On Saturday, the fabulous Amy Ruttan blogged about publishing her tenth book. (Congrats on the accomplishment, Amy! Woohoo!) As I was reading her post, I was struck by the couple of sentences where she talks about writing next to her son’s crib in the PICCU. It spurred so many memories for me, some of them agonizingly painful and others exquisitely beautiful.
I remembered the novels and novellas and short stories and freelance work I completed while basically living at Texas Childrens Hospital in Houston. That was one hell of a year for our little family. Kiddo had two major heart surgeries and lengthy hospital stays, one at 15 days old and the other at 6 months old. I won’t even go into the insurance claim wrangling and other nonsense. Suffice to say it was emotionally, financially and mentally draining.
And yet some of my most emotionally powerful books and short stories came out of that time period. I get the most reader mail about Swap Meet, The Chair and Between Friends. All three of those pieces were written bedside in the CVICU or Step-Down units.
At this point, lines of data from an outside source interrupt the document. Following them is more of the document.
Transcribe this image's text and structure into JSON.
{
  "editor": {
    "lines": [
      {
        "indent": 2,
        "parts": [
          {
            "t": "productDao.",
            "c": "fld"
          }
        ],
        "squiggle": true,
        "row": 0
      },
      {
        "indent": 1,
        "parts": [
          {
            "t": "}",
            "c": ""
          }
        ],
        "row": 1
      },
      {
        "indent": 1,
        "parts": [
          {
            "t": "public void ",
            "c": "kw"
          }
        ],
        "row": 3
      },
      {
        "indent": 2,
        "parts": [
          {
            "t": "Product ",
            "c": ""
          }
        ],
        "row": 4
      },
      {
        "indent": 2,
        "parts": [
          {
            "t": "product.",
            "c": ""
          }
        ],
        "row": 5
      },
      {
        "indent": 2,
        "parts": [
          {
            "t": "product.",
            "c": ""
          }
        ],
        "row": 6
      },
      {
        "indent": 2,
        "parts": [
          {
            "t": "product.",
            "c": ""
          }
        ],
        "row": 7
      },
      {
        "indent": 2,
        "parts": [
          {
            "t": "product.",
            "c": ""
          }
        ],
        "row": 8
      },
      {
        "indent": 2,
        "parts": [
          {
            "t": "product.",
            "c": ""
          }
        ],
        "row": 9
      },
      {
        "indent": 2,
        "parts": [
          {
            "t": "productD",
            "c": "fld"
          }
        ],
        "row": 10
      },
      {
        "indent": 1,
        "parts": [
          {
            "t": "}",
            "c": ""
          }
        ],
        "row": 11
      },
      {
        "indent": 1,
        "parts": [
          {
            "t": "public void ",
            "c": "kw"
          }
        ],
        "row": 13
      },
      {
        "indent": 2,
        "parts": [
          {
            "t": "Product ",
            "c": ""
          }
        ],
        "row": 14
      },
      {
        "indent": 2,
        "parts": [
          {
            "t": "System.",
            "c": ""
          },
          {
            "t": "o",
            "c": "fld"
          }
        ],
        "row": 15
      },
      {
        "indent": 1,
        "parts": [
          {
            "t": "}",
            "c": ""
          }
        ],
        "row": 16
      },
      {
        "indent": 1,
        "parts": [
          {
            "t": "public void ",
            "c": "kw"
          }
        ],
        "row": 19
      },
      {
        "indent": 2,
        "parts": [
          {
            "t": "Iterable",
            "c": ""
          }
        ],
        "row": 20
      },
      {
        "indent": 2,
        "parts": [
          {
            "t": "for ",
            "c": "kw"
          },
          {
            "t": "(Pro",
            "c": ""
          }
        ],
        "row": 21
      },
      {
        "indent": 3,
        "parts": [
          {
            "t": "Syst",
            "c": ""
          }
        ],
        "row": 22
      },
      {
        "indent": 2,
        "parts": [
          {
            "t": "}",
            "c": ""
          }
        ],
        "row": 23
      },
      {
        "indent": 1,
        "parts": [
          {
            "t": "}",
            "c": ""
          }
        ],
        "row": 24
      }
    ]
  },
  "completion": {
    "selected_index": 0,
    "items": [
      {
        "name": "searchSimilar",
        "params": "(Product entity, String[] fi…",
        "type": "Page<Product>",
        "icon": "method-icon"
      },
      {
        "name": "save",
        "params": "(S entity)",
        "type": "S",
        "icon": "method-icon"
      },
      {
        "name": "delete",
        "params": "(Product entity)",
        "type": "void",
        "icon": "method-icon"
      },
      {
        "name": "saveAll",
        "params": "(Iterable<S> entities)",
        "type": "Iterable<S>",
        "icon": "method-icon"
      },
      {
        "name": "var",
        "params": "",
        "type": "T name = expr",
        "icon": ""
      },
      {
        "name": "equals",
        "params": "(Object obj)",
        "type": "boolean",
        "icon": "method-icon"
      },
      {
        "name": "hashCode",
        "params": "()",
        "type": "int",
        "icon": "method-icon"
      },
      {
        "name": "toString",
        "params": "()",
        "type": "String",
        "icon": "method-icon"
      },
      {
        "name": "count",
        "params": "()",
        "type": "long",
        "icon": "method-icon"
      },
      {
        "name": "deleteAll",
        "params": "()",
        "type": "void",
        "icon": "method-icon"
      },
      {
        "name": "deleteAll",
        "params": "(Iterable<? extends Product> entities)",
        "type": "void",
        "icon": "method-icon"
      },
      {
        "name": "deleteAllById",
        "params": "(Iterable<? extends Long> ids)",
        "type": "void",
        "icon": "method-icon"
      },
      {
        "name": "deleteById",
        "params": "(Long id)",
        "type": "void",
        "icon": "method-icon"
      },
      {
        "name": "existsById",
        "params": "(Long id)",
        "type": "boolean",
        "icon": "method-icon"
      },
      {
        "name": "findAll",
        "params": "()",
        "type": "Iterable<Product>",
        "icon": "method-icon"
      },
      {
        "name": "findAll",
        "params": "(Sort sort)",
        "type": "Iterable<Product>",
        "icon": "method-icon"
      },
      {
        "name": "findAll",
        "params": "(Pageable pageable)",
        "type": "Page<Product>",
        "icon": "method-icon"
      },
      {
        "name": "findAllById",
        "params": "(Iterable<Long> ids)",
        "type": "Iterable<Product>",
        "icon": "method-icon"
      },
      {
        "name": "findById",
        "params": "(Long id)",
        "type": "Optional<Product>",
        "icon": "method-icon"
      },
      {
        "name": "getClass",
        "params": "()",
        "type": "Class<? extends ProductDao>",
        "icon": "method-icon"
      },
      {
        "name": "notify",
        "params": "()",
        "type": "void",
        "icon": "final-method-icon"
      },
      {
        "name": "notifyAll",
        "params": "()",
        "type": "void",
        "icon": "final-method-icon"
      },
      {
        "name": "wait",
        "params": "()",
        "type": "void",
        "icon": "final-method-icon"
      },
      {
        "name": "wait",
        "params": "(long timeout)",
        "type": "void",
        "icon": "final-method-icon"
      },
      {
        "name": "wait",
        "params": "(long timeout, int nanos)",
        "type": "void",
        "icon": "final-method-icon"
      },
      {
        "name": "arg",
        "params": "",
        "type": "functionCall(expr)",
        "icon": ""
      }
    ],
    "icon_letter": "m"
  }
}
Readers seem to connect so well with the characters in those works. It surprises me that they’re some of my best works considering the absolute shit working conditions. At the time, those stories were written because A) we were going to need the money to pay off those piles and piles of medical bills and B) I needed to mentally escape from the fear of losing my weeks old baby to several severe and life-threatening heart defects. You know, coping at its writery-est.
I think, in some way, my pain and fear and those brief moments of delight when the kiddo came off her ventilator or nursed or smiled were interwoven in my characters. I was able to connect with Max and Chris and Eddie and Whitney and Mick on a level I hadn’t been able to reach with other creations of my crazy writer mind. I was so emotionally aware during the writing of those books. I was living and breathing fear and anxiety and happiness and the strongest love imaginable.
I’ve noticed that all of my works after those experiences with kiddo are so much stronger emotionally than my earlier bits. It became easier to tap into those feelings and transfer them to the page. I guess when they say write what you know, they also mean emotions. I never knew what that kind of fear or love or hope or anxiety felt like. Believe me; when you feel them once, you never forget them.
I think sometimes writers are afraid to go there emotionally with their characters. It can be draining to write those types of emotionally challenging scenes, where someone is being destroyed or someone is discovering how powerful love can truly be.
But we shouldn’t shy away from those things. Readers want to experience the full gamut of human emotion. They want to feel the excitement of a new attraction. The butterflies-in-the-belly sensation of a new love. The can’t-breathe-because-my-heart-has-been-ripped-from-my-chest pain of the Black Moment. The absolute joy of the resolution (or the satisfaction of a good grovel). Readers want to feel.
And, as a writer, it’s my job to give them what they want. Even if that means drawing from some really painful places or, conversely, from some totally effing awesome places, in my life.